The many times since then, I have knocked the idea of a 'safe place' without giving it much thought.
I think it's fair to say that this happens on many occasions with a million different things in life e.g. stating that you don't like a food when you haven't even tried it. I'm not saying this is the best comparison, but it is a more understandable situation to the average lay person reading this.
It was on my last hospital admission (when I began this blog) that a 'safe place' was most often discussed.
For those who don't know, the idea of a 'safe place' is to think of a place which makes you feel happy and safe. It is supposed to be used when you are struggling mentally and are perhaps triggered and feel as though your mind is overtaken by thoughts of what has been done to you and the hurt you have suffered. Also, perhaps, when you feel that you should be inflicting pain upon yourself in order to cope with such memories and emotions. And so, to help you to feel safe, you should invisiage a 'safe place.'
Before very recently, I was adamant that I had no safe place. The thing is that when asked to think of one, the examples professionals gave me to help inspire me to decide upon my 'safe place,' were beaches, a desert island, your childhood home or absolutely anywhere that has given you happy memories.
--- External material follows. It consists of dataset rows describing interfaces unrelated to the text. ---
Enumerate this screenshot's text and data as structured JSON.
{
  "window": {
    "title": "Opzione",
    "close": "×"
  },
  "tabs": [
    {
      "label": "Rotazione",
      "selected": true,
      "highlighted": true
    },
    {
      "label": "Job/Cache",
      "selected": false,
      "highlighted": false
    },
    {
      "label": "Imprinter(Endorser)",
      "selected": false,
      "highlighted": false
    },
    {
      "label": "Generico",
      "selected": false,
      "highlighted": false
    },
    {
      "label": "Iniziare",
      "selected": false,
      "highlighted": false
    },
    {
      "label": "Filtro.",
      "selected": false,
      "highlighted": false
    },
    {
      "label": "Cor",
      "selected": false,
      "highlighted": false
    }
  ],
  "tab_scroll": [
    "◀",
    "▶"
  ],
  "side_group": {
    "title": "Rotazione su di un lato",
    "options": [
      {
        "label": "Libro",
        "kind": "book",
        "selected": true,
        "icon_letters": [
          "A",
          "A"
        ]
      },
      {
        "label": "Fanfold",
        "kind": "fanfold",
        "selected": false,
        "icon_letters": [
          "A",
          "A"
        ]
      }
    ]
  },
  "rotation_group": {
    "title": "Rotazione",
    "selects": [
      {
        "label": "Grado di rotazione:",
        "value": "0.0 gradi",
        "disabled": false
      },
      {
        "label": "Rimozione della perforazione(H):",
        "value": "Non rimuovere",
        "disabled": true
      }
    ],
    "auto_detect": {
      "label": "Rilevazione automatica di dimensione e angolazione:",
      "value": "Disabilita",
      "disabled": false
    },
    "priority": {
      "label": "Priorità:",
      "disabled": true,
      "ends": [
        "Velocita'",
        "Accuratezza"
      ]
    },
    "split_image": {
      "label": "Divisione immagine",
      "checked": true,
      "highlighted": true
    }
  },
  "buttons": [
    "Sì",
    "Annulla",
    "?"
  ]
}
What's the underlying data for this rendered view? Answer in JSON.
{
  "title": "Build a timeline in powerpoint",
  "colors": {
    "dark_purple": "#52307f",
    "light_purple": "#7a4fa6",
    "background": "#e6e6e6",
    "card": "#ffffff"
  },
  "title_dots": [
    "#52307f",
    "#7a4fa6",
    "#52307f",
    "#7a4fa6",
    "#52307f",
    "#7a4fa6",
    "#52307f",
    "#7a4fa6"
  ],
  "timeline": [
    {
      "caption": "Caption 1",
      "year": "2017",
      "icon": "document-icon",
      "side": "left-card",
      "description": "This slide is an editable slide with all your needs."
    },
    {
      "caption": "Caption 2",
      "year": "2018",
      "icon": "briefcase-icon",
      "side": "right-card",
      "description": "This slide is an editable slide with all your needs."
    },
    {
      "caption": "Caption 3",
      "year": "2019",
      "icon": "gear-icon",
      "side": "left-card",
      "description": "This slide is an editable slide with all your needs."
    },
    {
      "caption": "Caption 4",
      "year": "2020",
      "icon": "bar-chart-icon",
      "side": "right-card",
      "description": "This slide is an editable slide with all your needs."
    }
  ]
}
I could have named a hundred places a few years ago, but each of them have become tainted by bad memories. I used to love the beach. And then I used to go there when I was struggling and that led to new memories of self-harming in the dunes and having blue flashing lights from police cars come looking for me. I had an amazing childhood but the home that I spent years in was tainted by overdosing in it, cutting in it and being carried from it by six police after being sectioned in the living room. Everywhere I'd ever had good memories had become tainted during my years of poor mental health.
It is with my current therapist from the Personality Disorder Hub that I have finally found my safe place... Oh! And with the help of Pinterest. Who'd have thought it?! Something such as Pinterest helping with such an important aspect of a person's life. I think it's common for most Pinterest users to have a board for home decor inspiration but I never imagined that I'd find my safe place through putting one together.
There was this one photo that I pinned and something about it stuck. So that when, in therapy not so long ago, my therapist told me that my 'safe place' didn't have to be somewhere I'd been, somewhere I'd heard of or somewhere I'd like to go. It didn't have to exist on a map. Or in a memory. I could imagine it. I could invent it. It could be how I liked it. Just like my future home that I was imagining as a result of lots of other pinned images. It's natural to have hopes and dreams for the future, to have something to aspire to in life. I can imagine how important and publicised I'd like my blog to be; the dreams I have for it and the resulting affect that I dream for it to have on my life.
It was a particular image that I could build a dream around. I showed my therapist the photo and found that answering her questions regarding my imagination around the photo, strangely easy and automatic.
Q1: what does it feel like?
It's comfty and soft with the pillows and cushioning.
Q2: what can you hear?
Dolly talking and the mister cooking.
Q3: What can you smell?
A Christmassy candle like cinnamon and pine and the cookies that the husband is cooking.
Q4: what are you doing?
Reading a good book, talking to Dolly and laughing when my husband keeps shouting out in exclamation at the many mistakes he's making!
And just like that, I have a safe place. A place to put myself in order to avoid hurting myself. In order to avoid making myself unsafe.
Haven't got a safe place? Don't think you'll ever find one?
Don't give up. There's one for everyone. And I hope I've shown that safe places can be found in the most unlikely of places, so keep looking.